And a frightful lizard is what this dinosaur must have looked like when it was alive. This dinosaur was about 30 feet long, 9 feet tall at the hips and probably weighed around 3 tons. It had a fairly massive skull that was about 3 feet long and contained about 5 to 6 dozen teeth. It had the largest teeth of any predator—including those of a Tyrannosaurus Rex. The dinosaur it is believed this dinosaur devolved into. The size and ferocity of Daspletosaurus would have most likely made it the apex predator of its time.

Since this dinosaur was a bipedal carnivore, it probably feasted off a variety of different dinosaur species. One dinosaur that it is known to have eaten is the Hadrosaur, but these dinosaurs probably ate a variety of different herbivores including Diceratops and Eoceratops.

An interesting fact about Daspletosaurus is that it might not have just been the hunter but also may have been the hunted. There is some evidence found in the fossil record of these dinosaurs being bitten by other dinosaurs. Which wouldn’t be too surprising because a lot of tyrannosaurs live around the same time as this dinosaur. Some of these included the Dryptosaurus, Dromaeosaurus, Gorgosaurus and Dromiceiomimus. These animals may have hunted each other or engaged in combat to defend their respectful territories.

Daspletosaurus Pictures
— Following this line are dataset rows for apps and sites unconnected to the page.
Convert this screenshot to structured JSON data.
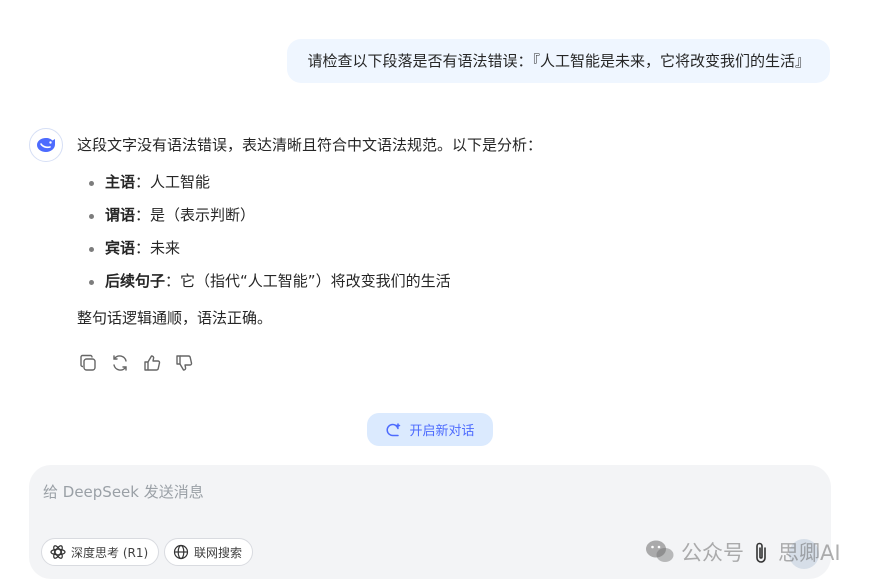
{
  "user_message": "请检查以下段落是否有语法错误：『人工智能是未来，它将改变我们的生活』",
  "assistant": {
    "intro": "这段文字没有语法错误，表达清晰且符合中文语法规范。以下是分析：",
    "items": [
      {
        "label": "主语",
        "sep": "：",
        "text": "人工智能"
      },
      {
        "label": "谓语",
        "sep": "：",
        "text": "是（表示判断）"
      },
      {
        "label": "宾语",
        "sep": "：",
        "text": "未来"
      },
      {
        "label": "后续句子",
        "sep": "：",
        "text": "它（指代“人工智能”）将改变我们的生活"
      }
    ],
    "summary": "整句话逻辑通顺，语法正确。",
    "actions": [
      "copy-icon",
      "regenerate-icon",
      "thumbs-up-icon",
      "thumbs-down-icon"
    ]
  },
  "new_chat": {
    "label": "开启新对话",
    "icon": "new-chat-icon"
  },
  "composer": {
    "placeholder": "给 DeepSeek 发送消息",
    "deep_think_label": "深度思考 (R1)",
    "web_search_label": "联网搜索"
  },
  "watermark": {
    "wechat_label": "公众号",
    "name": "思卿AI"
  },
  "colors": {
    "accent": "#4d6bfe",
    "user_bubble": "#eff6ff",
    "new_chat_bg": "#dbeafe",
    "composer_bg": "#f3f4f6"
  }
}
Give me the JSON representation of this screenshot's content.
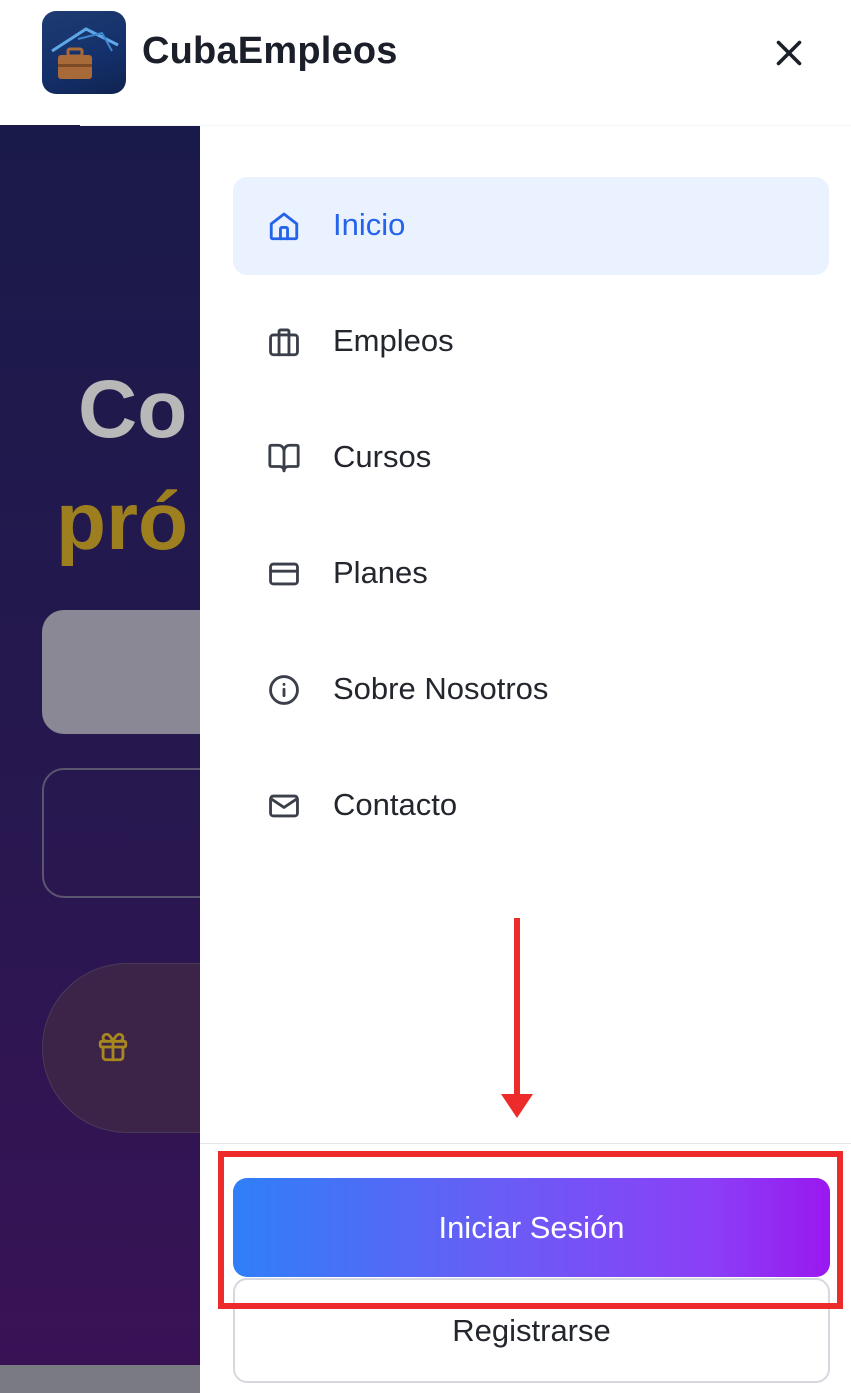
{
  "header": {
    "brand": "CubaEmpleos",
    "logo_icon": "briefcase-logo-icon",
    "close_icon": "close-icon"
  },
  "background_page": {
    "hero_line1": "Co",
    "hero_line2": "pró",
    "gift_icon": "gift-icon"
  },
  "menu": {
    "items": [
      {
        "label": "Inicio",
        "icon": "home-icon",
        "active": true
      },
      {
        "label": "Empleos",
        "icon": "briefcase-icon",
        "active": false
      },
      {
        "label": "Cursos",
        "icon": "book-icon",
        "active": false
      },
      {
        "label": "Planes",
        "icon": "credit-card-icon",
        "active": false
      },
      {
        "label": "Sobre Nosotros",
        "icon": "info-icon",
        "active": false
      },
      {
        "label": "Contacto",
        "icon": "mail-icon",
        "active": false
      }
    ]
  },
  "auth": {
    "login_label": "Iniciar Sesión",
    "register_label": "Registrarse"
  },
  "colors": {
    "accent": "#2563eb",
    "active_bg": "#e9f2fe",
    "gradient_start": "#2f7ff8",
    "gradient_end": "#9a18f0",
    "annotation": "#ee2b2b"
  }
}
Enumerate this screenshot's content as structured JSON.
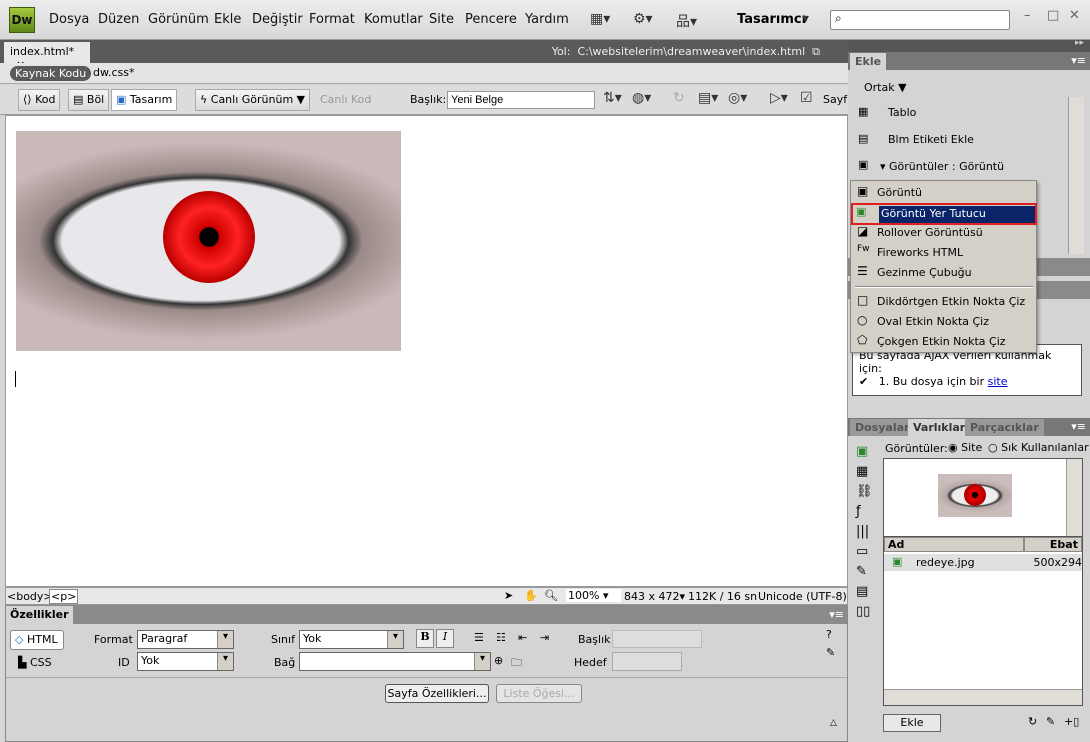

Daspletosaurus by Robinson Kunz
Daspletosaurus by Martin Garratt
Daspletosaurus by Fabio Pastori
Daspletosaurus by Martin Garratt
Daspletosaurus by Eduardo
Daspletosaurus by Frank Lode
Daspletosaurus by James Kuether